The sense of well-being and relaxation experienced during sauna bathing can help reduce risk of dementia, new research suggests. In a 20-year follow-up study involving 2,000 middle-aged men, the researchers found that men taking a sauna four to seven times a week were 66 per cent less likely to be diagnosed with dementia than those taking a sauna once a week. The more frequently saunas were taken, the lower was the risk of dementia, showed the study published in the journal Age and Ageing. Frequent sauna bathing was earlier found to significantly reduce the risk of sudden cardiac death, the risk of death due to coronary artery disease and other cardiac events, as well as overall mortality. Sauna bathing may protect both the heart and memory to some extent via similar, still poorly known mechanisms, said lead researcher Jari Laukkanen, Professor at University of Eastern Finland. “However, it is known that cardiovascular health affects the brain as well. The sense of well-being and relaxation experienced during sauna bathing may also play a role,” Laukkanen noted.

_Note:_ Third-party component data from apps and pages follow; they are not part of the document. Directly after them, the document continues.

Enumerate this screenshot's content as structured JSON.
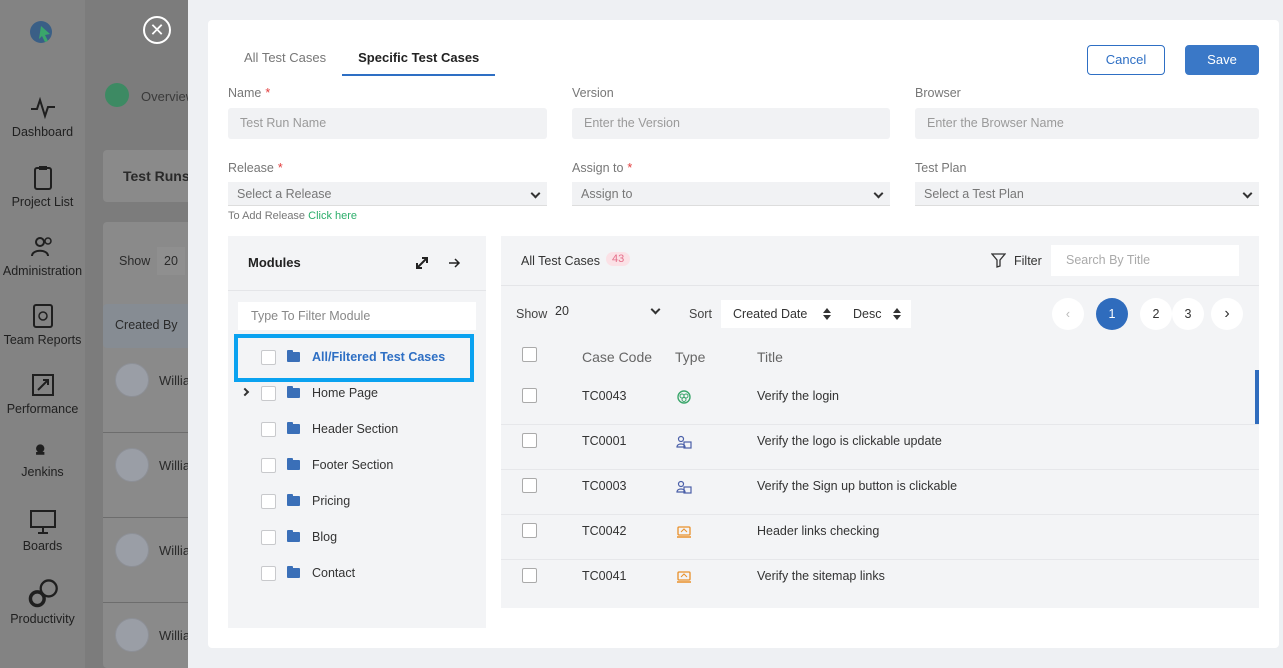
{
  "sidebar": {
    "items": [
      {
        "label": "Dashboard",
        "icon": "pulse-icon"
      },
      {
        "label": "Project List",
        "icon": "clipboard-icon"
      },
      {
        "label": "Administration",
        "icon": "users-icon"
      },
      {
        "label": "Team Reports",
        "icon": "report-icon"
      },
      {
        "label": "Performance",
        "icon": "rocket-icon"
      },
      {
        "label": "Jenkins",
        "icon": "jenkins-icon"
      },
      {
        "label": "Boards",
        "icon": "board-icon"
      },
      {
        "label": "Productivity",
        "icon": "gears-icon"
      }
    ]
  },
  "background": {
    "breadcrumb": "Overview",
    "page_title": "Test Runs",
    "show_label": "Show",
    "show_value": "20",
    "created_by": "Created By",
    "users": [
      "Willia",
      "Willia",
      "Willia",
      "Willia"
    ]
  },
  "tabs": [
    "All Test Cases",
    "Specific Test Cases"
  ],
  "buttons": {
    "cancel": "Cancel",
    "save": "Save"
  },
  "form": {
    "name_label": "Name",
    "name_placeholder": "Test Run Name",
    "version_label": "Version",
    "version_placeholder": "Enter the Version",
    "browser_label": "Browser",
    "browser_placeholder": "Enter the Browser Name",
    "release_label": "Release",
    "release_value": "Select a Release",
    "assign_label": "Assign to",
    "assign_value": "Assign to",
    "plan_label": "Test Plan",
    "plan_value": "Select a Test Plan",
    "hint_text": "To Add Release",
    "hint_link": "Click here",
    "required_mark": "*"
  },
  "modules": {
    "title": "Modules",
    "filter_placeholder": "Type To Filter Module",
    "items": [
      {
        "label": "All/Filtered Test Cases",
        "active": true
      },
      {
        "label": "Home Page"
      },
      {
        "label": "Header Section"
      },
      {
        "label": "Footer Section"
      },
      {
        "label": "Pricing"
      },
      {
        "label": "Blog"
      },
      {
        "label": "Contact"
      }
    ]
  },
  "cases": {
    "title": "All Test Cases",
    "count": "43",
    "filter_label": "Filter",
    "search_placeholder": "Search By Title",
    "show_label": "Show",
    "show_value": "20",
    "sort_label": "Sort",
    "sort_value": "Created Date",
    "order_value": "Desc",
    "pages": [
      "1",
      "2",
      "3"
    ],
    "prev": "‹",
    "next": "›",
    "columns": [
      "Case Code",
      "Type",
      "Title"
    ],
    "rows": [
      {
        "code": "TC0043",
        "type": "functional-icon",
        "title": "Verify the login"
      },
      {
        "code": "TC0001",
        "type": "usability-icon",
        "title": "Verify the logo is clickable update"
      },
      {
        "code": "TC0003",
        "type": "usability-icon",
        "title": "Verify the Sign up button is clickable"
      },
      {
        "code": "TC0042",
        "type": "ui-icon",
        "title": "Header links checking"
      },
      {
        "code": "TC0041",
        "type": "ui-icon",
        "title": "Verify the sitemap links"
      }
    ]
  },
  "colors": {
    "accent": "#2e6fc4",
    "highlight": "#0aa2f0",
    "link_green": "#2cae6b"
  }
}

The effects of sauna bathing on the risk of Alzheimer’s disease and other forms of dementia were studied in the Kuopio Ischaemic Heart Disease Risk Factor Study (KIHD), involving more than 2,000 middle-aged men living in the eastern part of Finland. Based on their sauna-bathing habits, the study participants were divided into three groups — those taking a sauna once a week, those taking a sauna two to three times a week, and those taking a sauna four to seven times a week. Among those taking a sauna four to seven times a week, the risk of any form of dementia was 66 per cent lower and the risk of Alzheimer’s disease 65 per cent lower than among those taking a sauna just once a week, the study said.